I first went on income assistance in 1990. The amount of $223 is seared into my memory because it was such a shockingly small amount of money for an entire month. Before the switch from Family Benefits to Employment Support and Income Assistance in early 2000, the maximum amount I could receive was $714.
The shelter allowance was increased from $491 to $535. I doubt there is anyone in the greater Halifax area whose rent is only $535, so at best, this increase meant most of us are spending $44 less of our grocery money on rent.
There is a piece of paper that I discarded, much to my regret, many years ago, that would have proved that the Department of Community Services deducted $28 from the basic personal amount portion of our cheques when this change took place.
On that paper was listed a breakdown of the $714. The shelter allowance of $519 included two amounts: $491 for shelter expenses (rent, electricity, hot water, heat) and $28 for household items. When my caseworker handed me this budget sheet, I asked for clarification and he said the $28 was for things such as light bulbs and cleaning supplies.
At the time, I was living in a grungy rooming house for $350 a month so my cheque was only $573 (350+223). After paying rent, I had $223 for everything else, including phone, bus fare, quarters for laundry, toiletries, cleaning supplies, household items, clothing, and food. Since a phone was a necessity for me, I had only $196 a month as my phone bill was about $27.
The $28 was not intended to be spent on rent so if our rent was less than $491, it was not deducted but the amount of $491 would be less.
The DCS never should have included that $28 under shelter expenses because the amount for rent and utilities was, in fact, only $491. In other words, of the total shelter allowance of $519, $28 was yours to keep.
Currently, if any of the $535 is not spent on rent and utilities, it is deducted from our cheque because the entire amount of $535 is intended for rent and utilities. Basically, what the government did was change the name of the program, give us $44 more to hand over to our landlords, and cut the $28 for household items off our cheques. Replacing the $519 with $535 caused the $28 to disappear, which was a very underhanded thing to do.
As of October 2018, the basic personal amount for a single person on Employment Support and Income Assistance (ESIA) for reasons of disability is $535 for shelter expenses and $293 for everything else for a total of $828. That means that in three decades, the amount we received after rent was first $223, then $195, and is now $293.
Over the last 18 years, our cheques have increased sporadically—anywhere from four to twelve dollars, the highest increase of $20 occurring in 2016. As each increase was added, I noted, with great cynicism and rage, how much of the $28 was being reimbursed. I do not consider our cheques to have gone up by $70 in 18 years because $28 of that $70 is money we once had. They gradually gave us back the $28 and added another $42.

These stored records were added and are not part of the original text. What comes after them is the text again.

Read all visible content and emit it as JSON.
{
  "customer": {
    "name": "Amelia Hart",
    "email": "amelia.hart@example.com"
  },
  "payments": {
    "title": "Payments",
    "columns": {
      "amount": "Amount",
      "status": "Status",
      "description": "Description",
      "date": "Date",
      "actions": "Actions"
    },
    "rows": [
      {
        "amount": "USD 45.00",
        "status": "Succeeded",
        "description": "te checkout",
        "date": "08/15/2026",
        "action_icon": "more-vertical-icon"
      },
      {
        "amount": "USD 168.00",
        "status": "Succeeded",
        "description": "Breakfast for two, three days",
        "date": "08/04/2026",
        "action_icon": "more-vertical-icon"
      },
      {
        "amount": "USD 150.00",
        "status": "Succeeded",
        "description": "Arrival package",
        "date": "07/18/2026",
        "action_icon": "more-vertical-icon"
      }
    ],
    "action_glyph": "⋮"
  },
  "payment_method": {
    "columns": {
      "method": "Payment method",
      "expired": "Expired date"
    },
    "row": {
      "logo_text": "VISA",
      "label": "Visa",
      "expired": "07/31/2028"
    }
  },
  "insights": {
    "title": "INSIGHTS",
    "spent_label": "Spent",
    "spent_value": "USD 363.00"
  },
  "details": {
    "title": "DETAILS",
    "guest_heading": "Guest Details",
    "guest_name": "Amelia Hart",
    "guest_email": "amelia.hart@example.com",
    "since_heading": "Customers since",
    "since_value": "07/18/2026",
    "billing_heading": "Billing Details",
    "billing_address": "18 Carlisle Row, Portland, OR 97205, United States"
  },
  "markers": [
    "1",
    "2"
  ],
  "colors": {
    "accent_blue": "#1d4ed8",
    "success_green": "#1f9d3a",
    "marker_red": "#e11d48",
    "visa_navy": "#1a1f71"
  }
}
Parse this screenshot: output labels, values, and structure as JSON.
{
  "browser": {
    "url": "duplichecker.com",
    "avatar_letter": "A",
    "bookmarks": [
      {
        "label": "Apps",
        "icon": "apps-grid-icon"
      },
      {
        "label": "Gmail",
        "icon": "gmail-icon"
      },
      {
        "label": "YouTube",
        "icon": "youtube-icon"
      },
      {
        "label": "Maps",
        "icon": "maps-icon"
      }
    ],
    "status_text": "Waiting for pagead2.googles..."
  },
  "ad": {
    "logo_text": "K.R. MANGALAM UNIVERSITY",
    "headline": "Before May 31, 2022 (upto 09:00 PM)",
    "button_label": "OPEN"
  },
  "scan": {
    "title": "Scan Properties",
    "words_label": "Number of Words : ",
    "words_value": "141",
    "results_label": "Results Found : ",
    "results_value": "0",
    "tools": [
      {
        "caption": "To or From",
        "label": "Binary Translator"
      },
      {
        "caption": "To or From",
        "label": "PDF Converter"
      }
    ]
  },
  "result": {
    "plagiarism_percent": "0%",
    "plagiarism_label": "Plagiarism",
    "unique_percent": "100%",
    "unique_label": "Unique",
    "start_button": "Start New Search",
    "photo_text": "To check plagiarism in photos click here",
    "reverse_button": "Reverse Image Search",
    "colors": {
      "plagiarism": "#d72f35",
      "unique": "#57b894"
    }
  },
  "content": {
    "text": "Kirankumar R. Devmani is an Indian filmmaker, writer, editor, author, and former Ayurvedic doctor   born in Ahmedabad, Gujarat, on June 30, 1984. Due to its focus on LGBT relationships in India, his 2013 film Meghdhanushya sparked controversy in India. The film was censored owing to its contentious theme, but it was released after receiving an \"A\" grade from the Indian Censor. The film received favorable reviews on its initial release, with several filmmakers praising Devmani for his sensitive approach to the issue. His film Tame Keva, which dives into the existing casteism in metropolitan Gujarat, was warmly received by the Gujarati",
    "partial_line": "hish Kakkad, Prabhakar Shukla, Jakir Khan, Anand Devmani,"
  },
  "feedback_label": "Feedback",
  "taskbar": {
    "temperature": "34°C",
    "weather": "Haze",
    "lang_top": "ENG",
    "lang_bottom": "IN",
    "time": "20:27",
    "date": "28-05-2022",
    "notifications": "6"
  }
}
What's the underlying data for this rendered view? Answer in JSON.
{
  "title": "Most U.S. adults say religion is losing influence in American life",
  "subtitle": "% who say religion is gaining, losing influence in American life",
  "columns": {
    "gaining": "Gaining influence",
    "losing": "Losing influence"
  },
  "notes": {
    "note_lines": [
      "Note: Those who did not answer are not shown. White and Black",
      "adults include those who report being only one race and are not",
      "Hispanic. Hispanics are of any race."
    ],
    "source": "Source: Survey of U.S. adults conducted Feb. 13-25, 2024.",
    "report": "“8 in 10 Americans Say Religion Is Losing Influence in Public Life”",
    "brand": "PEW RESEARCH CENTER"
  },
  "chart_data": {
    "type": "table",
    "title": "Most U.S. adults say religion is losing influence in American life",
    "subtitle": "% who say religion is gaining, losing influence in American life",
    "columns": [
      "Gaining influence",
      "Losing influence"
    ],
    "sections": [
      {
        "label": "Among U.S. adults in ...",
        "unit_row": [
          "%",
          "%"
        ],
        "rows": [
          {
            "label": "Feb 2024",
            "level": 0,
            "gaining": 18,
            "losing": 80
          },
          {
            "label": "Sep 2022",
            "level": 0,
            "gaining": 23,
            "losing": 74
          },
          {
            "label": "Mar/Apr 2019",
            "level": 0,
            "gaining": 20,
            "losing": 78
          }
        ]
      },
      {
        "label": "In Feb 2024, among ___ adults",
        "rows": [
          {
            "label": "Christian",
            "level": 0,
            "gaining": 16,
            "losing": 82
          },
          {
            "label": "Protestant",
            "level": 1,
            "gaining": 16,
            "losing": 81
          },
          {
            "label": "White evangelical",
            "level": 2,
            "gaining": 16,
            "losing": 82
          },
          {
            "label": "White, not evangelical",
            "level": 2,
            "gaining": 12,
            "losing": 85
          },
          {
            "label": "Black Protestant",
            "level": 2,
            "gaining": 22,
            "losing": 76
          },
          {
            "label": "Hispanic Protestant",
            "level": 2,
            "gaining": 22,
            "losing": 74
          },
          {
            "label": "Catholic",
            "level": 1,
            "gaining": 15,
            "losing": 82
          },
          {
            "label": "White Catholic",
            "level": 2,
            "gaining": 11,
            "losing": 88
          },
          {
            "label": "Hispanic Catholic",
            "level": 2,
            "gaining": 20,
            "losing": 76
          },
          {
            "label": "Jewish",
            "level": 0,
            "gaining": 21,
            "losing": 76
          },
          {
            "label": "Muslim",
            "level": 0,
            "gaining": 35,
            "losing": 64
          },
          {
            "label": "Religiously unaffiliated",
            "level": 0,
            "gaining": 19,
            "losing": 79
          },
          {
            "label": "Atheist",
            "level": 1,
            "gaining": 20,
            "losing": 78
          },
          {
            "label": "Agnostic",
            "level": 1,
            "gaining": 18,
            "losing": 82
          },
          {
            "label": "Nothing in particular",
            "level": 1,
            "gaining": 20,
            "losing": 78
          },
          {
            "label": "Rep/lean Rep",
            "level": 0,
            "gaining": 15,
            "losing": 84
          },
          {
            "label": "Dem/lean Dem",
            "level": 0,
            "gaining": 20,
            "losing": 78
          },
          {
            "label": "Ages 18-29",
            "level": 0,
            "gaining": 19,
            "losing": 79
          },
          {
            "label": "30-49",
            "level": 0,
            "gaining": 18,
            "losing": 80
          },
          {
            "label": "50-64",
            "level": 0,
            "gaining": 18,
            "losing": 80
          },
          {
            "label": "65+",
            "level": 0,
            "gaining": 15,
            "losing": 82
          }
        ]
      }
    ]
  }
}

When the $195 got back up to $223 over a period of about ten years, I mentioned this to my caseworker during a home visit. I said, “That last increase finally put back the $28 they stole from us.” As I began to explain the math to him, he said he was well aware that $28 for household items was cut when ESIA was implemented.
Finally, after stewing about this for nearly two decades, I have found a way, via The Nova Scotia Advocate, to expose this rip-off. People need to know how very little our cheques have increased. If I had a cheque stub from 2000, it would read “BASIC REQUIREMENT 730.00”. Just because the basic cheque for a single person with disabilities increased to $730 in 2000 from $714 doesn’t mean we got more money. Our landlords got the increase and we were docked $28.
To summarize, the government has increased the rent amount by $44 over 30 years and the personal amount has increased by $42 in the last 18 years.